has yet managed to smash them into quarks). When the Universe was ten minutes old, it had finished
synthesising the lighter elements, such as hydrogen, helium, deuterium (heavy hydrogen) and lithium and
nuclear fusion fizzled out. The observable Universe continued to expand but was still only a tiny fraction of its
5. Radiation dominates matter
From the first hour until the Universe was about 10 000 years old, although it contained matter, most of its
energy was still in the form of energy (electromagnetic radiation). This is the opposite of what we see today,
where most of the Universe's energy is locked up as mass in stars and planets. However, as the Universe
continued to expand, the radiation diluted out faster than the matter and when the Universe was older than 10
000 years, matter came to dominate radiation - in that most of the energy was locked up as matter. The
Universe became a plasma (a hot gas of electrically charged particles - electrons and nuclei) and remained like
this for the next 300 000 years or so. A plasma as dense as this is opaque - so light could not travel very far at
6. The formation of atoms
At an age of 300 000 years, the Universe had cooled enough to allow atoms to form without them being easily
smashed apart. Atoms formed as electrons and nuclei came together. This removed the free electrons as the
plasma became a gas of atoms. The free electrons were responsible for making the plasma opaque - free
electrons obstruct light and scatter it easily.

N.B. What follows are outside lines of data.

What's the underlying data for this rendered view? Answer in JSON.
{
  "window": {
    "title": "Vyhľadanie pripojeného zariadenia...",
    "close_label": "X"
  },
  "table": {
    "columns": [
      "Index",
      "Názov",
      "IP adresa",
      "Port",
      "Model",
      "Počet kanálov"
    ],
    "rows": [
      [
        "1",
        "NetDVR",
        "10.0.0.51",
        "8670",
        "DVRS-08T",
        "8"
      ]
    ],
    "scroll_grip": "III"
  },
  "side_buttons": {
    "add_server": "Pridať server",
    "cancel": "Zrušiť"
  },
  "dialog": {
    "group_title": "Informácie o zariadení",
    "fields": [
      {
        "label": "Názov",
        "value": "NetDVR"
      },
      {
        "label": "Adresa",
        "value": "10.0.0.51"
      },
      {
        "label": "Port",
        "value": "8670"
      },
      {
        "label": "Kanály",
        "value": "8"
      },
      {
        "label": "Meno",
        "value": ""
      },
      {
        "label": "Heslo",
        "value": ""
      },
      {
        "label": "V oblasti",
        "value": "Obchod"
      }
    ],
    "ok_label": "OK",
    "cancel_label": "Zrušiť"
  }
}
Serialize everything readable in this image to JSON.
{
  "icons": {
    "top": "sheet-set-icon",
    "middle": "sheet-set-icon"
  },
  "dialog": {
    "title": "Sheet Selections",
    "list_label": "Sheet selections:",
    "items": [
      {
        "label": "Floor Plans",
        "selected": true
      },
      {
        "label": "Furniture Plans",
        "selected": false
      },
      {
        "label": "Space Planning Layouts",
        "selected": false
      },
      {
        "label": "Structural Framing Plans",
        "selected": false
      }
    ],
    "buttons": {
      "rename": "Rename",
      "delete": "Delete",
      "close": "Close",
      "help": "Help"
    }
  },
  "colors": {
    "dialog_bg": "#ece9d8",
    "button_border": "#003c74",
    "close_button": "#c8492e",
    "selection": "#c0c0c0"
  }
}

Thus, when atoms formed, the Universe became transparent, as it
is today. This allowed radiation to travel unimpeded and gave rise to the cosmic background radiation that we
see today. This is as far back as we can see in time, as our telescopes look across space, because before this
the Universe was opaque. As soon as it became transparent, the cosmic background radiation became visible.
This radiation continued to cool, reaching the cold 3K that it is at today. (We talk about the moment when the
Universe became transparent as the decoupling of radiation and matter, meaning that most of the radiation
could travel far before being impeded by matter). At the time of decoupling, the Universe was 1200 times
smaller than it is today. This is already too large to allow enough time for light (and heat) to spread from one
end to the other, and yet the cosmic microwave background radiation gives a remarkable uniform temperature
(suggesting that heat was transported from one end of the Universe to the other at some point). This can only
be explained by inflation - the Universe was at one time much smaller, allowing heat and light to cross from one
end to the other and so even out the temperature, later on spacetime expanded faster than the speed of light
for a time, before slowing down again to give the Universe we see today, which is now too large and too young
for light to have crossed its diameter. (The light got left behind when spacetime expanded during inflation).
7. The formation of galaxies, stars and planets
After 10 million years, the clouds of atoms were cool enough to contract under their own gravity (they collapses
under their own weight!). As they collapsed into denser objects, they converted gravitational energy into heat
and they became hot dense objects - the first stars were born! Smaller fragments became proto-planets and
slowly cooled into planets proper, whilst the stars were hot enough to maintain their temperature by nuclear
fusion reactions in their cores - the stars shined as the planets cooled. Stars do not live forever, and stars died
as new ones were born. Indeed the remains of dead stars that get blasted across space form clouds of gas that
can condense into new stars, so generations of stars lived out their lives. Stars manufacture heavier elements,
such as carbon and oxygen, from the lighter elements present from the Big Bang (hydrogen and helium).
These heavier elements are essential to life as we know it, so only after generations of stars had enriched the
material of the Universe could life evolve! It is still not entirely clear how the stars came to be grouped into
galaxies, though it is assumed that the galaxies formed first or at least simultaneously with the first stars.
Star birth and death continue in galaxies, such as the Milky Way, to this day.